:: What needs to be done ::
Your job is to return every line in the data holding the string "next".
START Data
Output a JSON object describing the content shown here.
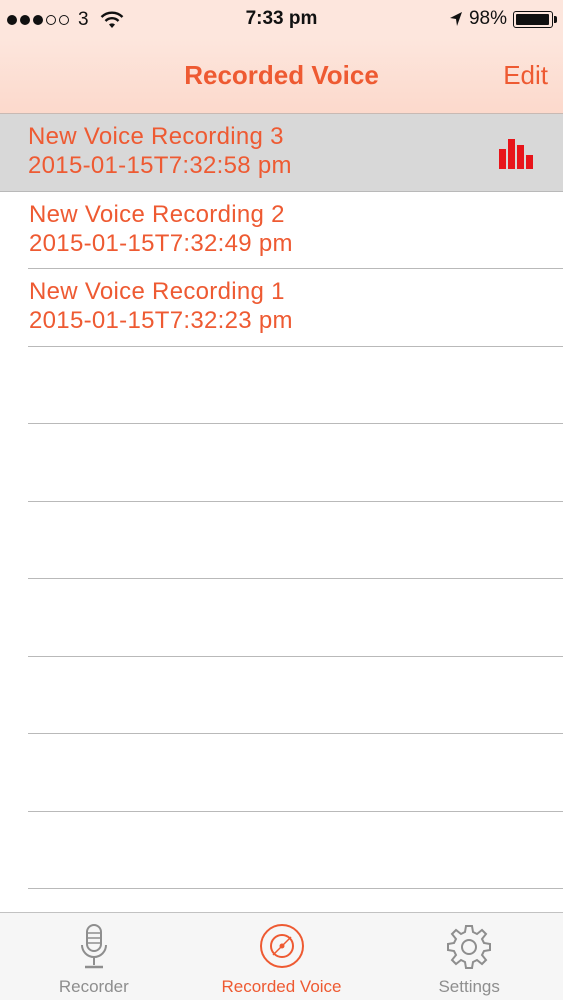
{
  "status": {
    "carrier": "3",
    "time": "7:33 pm",
    "battery": "98%",
    "battery_level": 0.98,
    "signal_bars_filled": 3,
    "signal_bars_total": 5
  },
  "nav": {
    "title": "Recorded Voice",
    "edit_label": "Edit"
  },
  "recordings": [
    {
      "title": "New Voice Recording 3",
      "date": "2015-01-15T7:32:58 pm",
      "selected": true,
      "playing_icon": "equalizer-icon"
    },
    {
      "title": "New Voice Recording 2",
      "date": "2015-01-15T7:32:49 pm",
      "selected": false
    },
    {
      "title": "New Voice Recording 1",
      "date": "2015-01-15T7:32:23 pm",
      "selected": false
    }
  ],
  "tabs": [
    {
      "label": "Recorder",
      "icon": "microphone-icon",
      "active": false
    },
    {
      "label": "Recorded Voice",
      "icon": "disc-icon",
      "active": true
    },
    {
      "label": "Settings",
      "icon": "gear-icon",
      "active": false
    }
  ],
  "colors": {
    "accent": "#ee5a32",
    "equalizer": "#e8141a",
    "nav_background": "#fde6dd",
    "selected_row": "#d8d8d8"
  }
}
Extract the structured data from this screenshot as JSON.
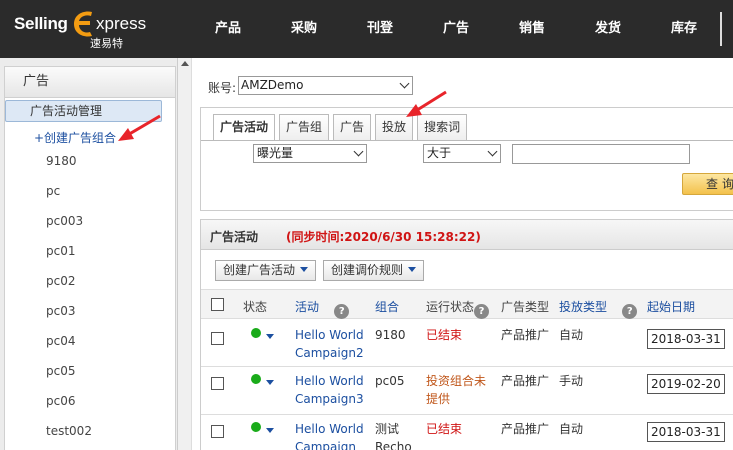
{
  "brand": {
    "part1": "Selling",
    "part2": "xpress",
    "cn_name": "速易特"
  },
  "nav": [
    "产品",
    "采购",
    "刊登",
    "广告",
    "销售",
    "发货",
    "库存"
  ],
  "sidebar": {
    "header": "广告",
    "active_item": "广告活动管理",
    "create_link": "+创建广告组合",
    "items": [
      "9180",
      "pc",
      "pc003",
      "pc01",
      "pc02",
      "pc03",
      "pc04",
      "pc05",
      "pc06",
      "test002"
    ]
  },
  "account": {
    "label": "账号:",
    "value": "AMZDemo"
  },
  "filter": {
    "tabs": [
      "广告活动",
      "广告组",
      "广告",
      "投放",
      "搜索词"
    ],
    "active_tab": 0,
    "metric_value": "曝光量",
    "operator_value": "大于",
    "input_value": "",
    "query_label": "查询"
  },
  "list": {
    "title": "广告活动",
    "sync_time": "(同步时间:2020/6/30 15:28:22)",
    "buttons": [
      "创建广告活动",
      "创建调价规则"
    ],
    "columns": {
      "status": "状态",
      "campaign": "活动",
      "portfolio": "组合",
      "run_status": "运行状态",
      "ad_type": "广告类型",
      "targeting": "投放类型",
      "start_date": "起始日期"
    },
    "rows": [
      {
        "name_line1": "Hello World",
        "name_line2": "Campaign2",
        "portfolio_line1": "9180",
        "portfolio_line2": "",
        "run_line1": "已结束",
        "run_line2": "",
        "run_color": "#d01414",
        "ad_type": "产品推广",
        "targeting": "自动",
        "start_date": "2018-03-31"
      },
      {
        "name_line1": "Hello World",
        "name_line2": "Campaign3",
        "portfolio_line1": "pc05",
        "portfolio_line2": "",
        "run_line1": "投资组合未",
        "run_line2": "提供",
        "run_color": "#c0561a",
        "ad_type": "产品推广",
        "targeting": "手动",
        "start_date": "2019-02-20"
      },
      {
        "name_line1": "Hello World",
        "name_line2": "Campaign",
        "portfolio_line1": "测试",
        "portfolio_line2": "Recho",
        "run_line1": "已结束",
        "run_line2": "",
        "run_color": "#d01414",
        "ad_type": "产品推广",
        "targeting": "自动",
        "start_date": "2018-03-31"
      }
    ]
  },
  "colors": {
    "topbar": "#2b2b2b",
    "accent_orange": "#f39c12",
    "link_blue": "#1c4fa0",
    "alert_red": "#d01414",
    "annotation_red": "#e8242a"
  }
}
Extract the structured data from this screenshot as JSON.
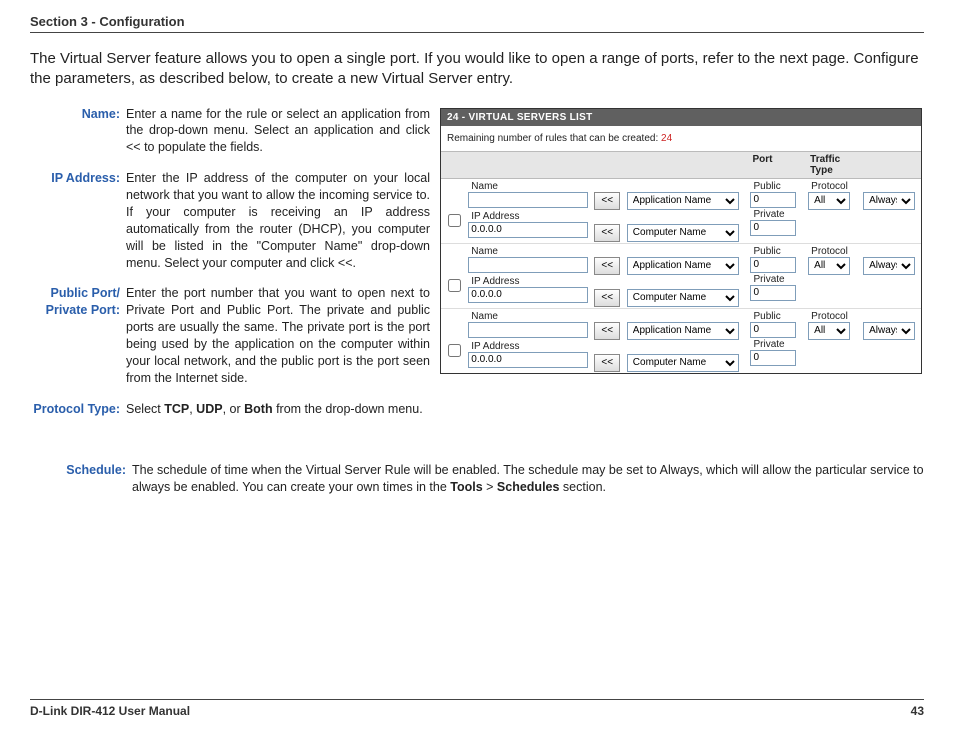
{
  "header": "Section 3 - Configuration",
  "intro": "The Virtual Server feature allows you to open a single port. If you would like to open a range of ports, refer to the next page. Configure the parameters, as described below, to create a new Virtual Server entry.",
  "defs": {
    "name": {
      "label": "Name:",
      "body": "Enter a name for the rule or select an application from the drop-down menu. Select an application and click << to populate the fields."
    },
    "ip": {
      "label": "IP Address:",
      "body": "Enter the IP address of the computer on your local network that you want to allow the incoming service to. If your computer is receiving an IP address automatically from the router (DHCP), you computer will be listed in the \"Computer Name\" drop-down menu. Select your computer and click <<."
    },
    "ports": {
      "label1": "Public Port/",
      "label2": "Private Port:",
      "body": "Enter the port number that you want to open next to Private Port and Public Port. The private and public ports are usually the same. The private port is the port being used by the application on the computer within your local network, and the public port is the port seen from the Internet side."
    },
    "protocol": {
      "label": "Protocol Type:",
      "body_pre": "Select ",
      "tcp": "TCP",
      "sep1": ", ",
      "udp": "UDP",
      "sep2": ", or ",
      "both": "Both",
      "body_post": " from the drop-down menu."
    },
    "schedule": {
      "label": "Schedule:",
      "body_pre": "The schedule of time when the Virtual Server Rule will be enabled. The schedule may be set to Always, which will allow the particular service to always be enabled. You can create your own times in the ",
      "tools": "Tools",
      "gt": " > ",
      "schedules": "Schedules",
      "body_post": " section."
    }
  },
  "panel": {
    "title": "24 - VIRTUAL SERVERS LIST",
    "remaining_label": "Remaining number of rules that can be created: ",
    "remaining_value": "24",
    "hdr_port": "Port",
    "hdr_traffic": "Traffic Type",
    "lbl_name": "Name",
    "lbl_ip": "IP Address",
    "lbl_public": "Public",
    "lbl_private": "Private",
    "lbl_protocol": "Protocol",
    "btn_push": "<<",
    "opt_app": "Application Name",
    "opt_comp": "Computer Name",
    "opt_proto": "All",
    "opt_sched": "Always",
    "val_ip": "0.0.0.0",
    "val_port": "0"
  },
  "footer": {
    "left": "D-Link DIR-412 User Manual",
    "right": "43"
  }
}
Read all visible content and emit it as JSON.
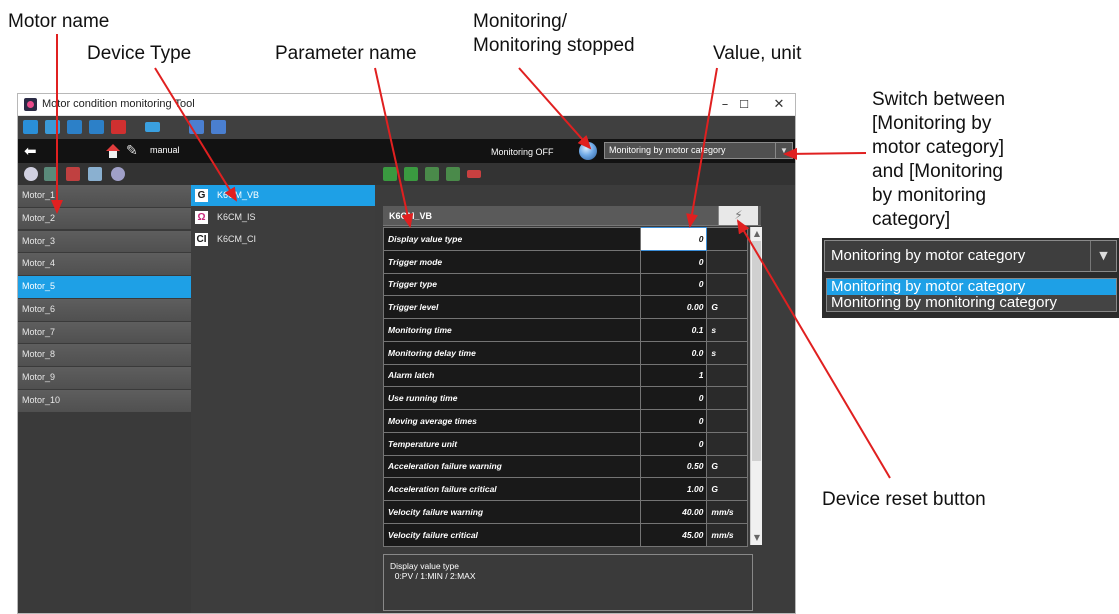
{
  "callouts": {
    "motor_name": "Motor name",
    "device_type": "Device Type",
    "parameter_name": "Parameter name",
    "monitoring": "Monitoring/\nMonitoring stopped",
    "value_unit": "Value, unit",
    "switch": "Switch between\n[Monitoring by\nmotor category]\nand [Monitoring\nby monitoring\ncategory]",
    "device_reset": "Device reset button"
  },
  "window": {
    "title": "Motor condition monitoring Tool",
    "minimize": "–",
    "maximize": "☐",
    "close": "✕"
  },
  "toolbar2": {
    "mode_label": "manual",
    "monitoring_status": "Monitoring OFF",
    "monitoring_select": "Monitoring by motor category"
  },
  "motors": [
    {
      "name": "Motor_1",
      "selected": false
    },
    {
      "name": "Motor_2",
      "selected": false
    },
    {
      "name": "Motor_3",
      "selected": false
    },
    {
      "name": "Motor_4",
      "selected": false
    },
    {
      "name": "Motor_5",
      "selected": true
    },
    {
      "name": "Motor_6",
      "selected": false
    },
    {
      "name": "Motor_7",
      "selected": false
    },
    {
      "name": "Motor_8",
      "selected": false
    },
    {
      "name": "Motor_9",
      "selected": false
    },
    {
      "name": "Motor_10",
      "selected": false
    }
  ],
  "devices": [
    {
      "badge": "G",
      "badge_color": "#1a1a1a",
      "name": "K6CM_VB",
      "selected": true
    },
    {
      "badge": "Ω",
      "badge_color": "#c8267a",
      "name": "K6CM_IS",
      "selected": false
    },
    {
      "badge": "CI",
      "badge_color": "#1a1a1a",
      "name": "K6CM_CI",
      "selected": false
    }
  ],
  "table": {
    "header": "K6CM_VB",
    "reset_icon": "⚡",
    "rows": [
      {
        "name": "Display value type",
        "value": "0",
        "unit": ""
      },
      {
        "name": "Trigger mode",
        "value": "0",
        "unit": ""
      },
      {
        "name": "Trigger type",
        "value": "0",
        "unit": ""
      },
      {
        "name": "Trigger level",
        "value": "0.00",
        "unit": "G"
      },
      {
        "name": "Monitoring time",
        "value": "0.1",
        "unit": "s"
      },
      {
        "name": "Monitoring delay time",
        "value": "0.0",
        "unit": "s"
      },
      {
        "name": "Alarm latch",
        "value": "1",
        "unit": ""
      },
      {
        "name": "Use running time",
        "value": "0",
        "unit": ""
      },
      {
        "name": "Moving average times",
        "value": "0",
        "unit": ""
      },
      {
        "name": "Temperature unit",
        "value": "0",
        "unit": ""
      },
      {
        "name": "Acceleration failure warning",
        "value": "0.50",
        "unit": "G"
      },
      {
        "name": "Acceleration failure critical",
        "value": "1.00",
        "unit": "G"
      },
      {
        "name": "Velocity failure warning",
        "value": "40.00",
        "unit": "mm/s"
      },
      {
        "name": "Velocity failure critical",
        "value": "45.00",
        "unit": "mm/s"
      }
    ]
  },
  "description": "Display value type\n  0:PV / 1:MIN / 2:MAX",
  "inset": {
    "selected": "Monitoring by motor category",
    "options": [
      "Monitoring by motor category",
      "Monitoring by monitoring category"
    ]
  },
  "colors": {
    "accent": "#1ea0e6",
    "arrow": "#e02020"
  }
}
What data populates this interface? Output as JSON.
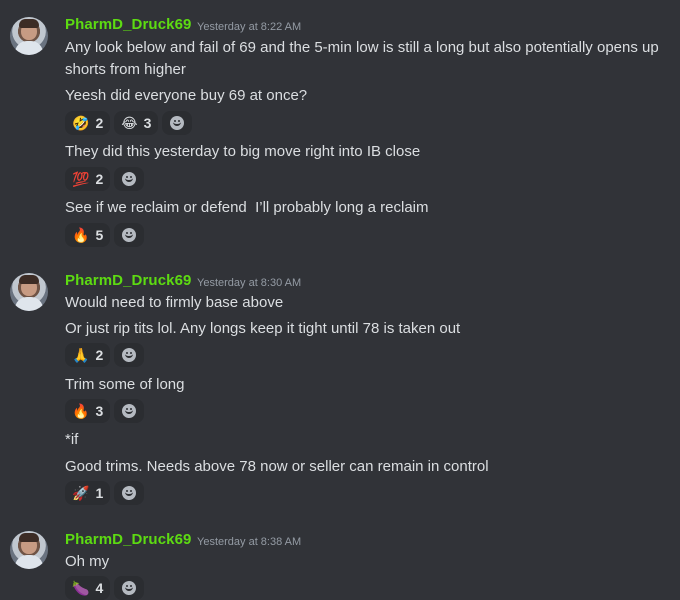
{
  "groups": [
    {
      "author": "PharmD_Druck69",
      "timestamp": "Yesterday at 8:22 AM",
      "messages": [
        {
          "text": "Any look below and fail of 69 and the 5-min low is still a long but also potentially opens up shorts from higher"
        },
        {
          "text": "Yeesh did everyone buy 69 at once?",
          "reactions": [
            {
              "emoji": "🤣",
              "count": "2"
            },
            {
              "emoji": "😂",
              "count": "3"
            }
          ]
        },
        {
          "text": "They did this yesterday to big move right into IB close",
          "reactions": [
            {
              "emoji": "💯",
              "count": "2"
            }
          ]
        },
        {
          "text": "See if we reclaim or defend  I’ll probably long a reclaim",
          "reactions": [
            {
              "emoji": "🔥",
              "count": "5"
            }
          ]
        }
      ]
    },
    {
      "author": "PharmD_Druck69",
      "timestamp": "Yesterday at 8:30 AM",
      "messages": [
        {
          "text": "Would need to firmly base above"
        },
        {
          "text": "Or just rip tits lol. Any longs keep it tight until 78 is taken out",
          "reactions": [
            {
              "emoji": "🙏",
              "count": "2"
            }
          ]
        },
        {
          "text": "Trim some of long",
          "reactions": [
            {
              "emoji": "🔥",
              "count": "3"
            }
          ]
        },
        {
          "text": "*if"
        },
        {
          "text": "Good trims. Needs above 78 now or seller can remain in control",
          "reactions": [
            {
              "emoji": "🚀",
              "count": "1"
            }
          ]
        }
      ]
    },
    {
      "author": "PharmD_Druck69",
      "timestamp": "Yesterday at 8:38 AM",
      "messages": [
        {
          "text": "Oh my",
          "reactions": [
            {
              "emoji": "🍆",
              "count": "4"
            }
          ]
        }
      ]
    }
  ],
  "icons": {
    "add_reaction": "add-reaction-icon",
    "avatar": "user-avatar"
  },
  "colors": {
    "background": "#313338",
    "username": "#5ddb12",
    "timestamp": "#949ba4",
    "reaction_bg": "#2b2d31"
  }
}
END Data
:: Written answer ::
  "intro": "The Virtual Server feature allows you to open a single port. If you would like to open a range of ports, refer to the next page. Configure the parameters, as described below, to create a new Virtual Server entry.",
      "body": "Enter the port number that you want to open next to Private Port and Public Port. The private and public ports are usually the same. The private port is the port being used by the application on the computer within your local network, and the public port is the port seen from the Internet side."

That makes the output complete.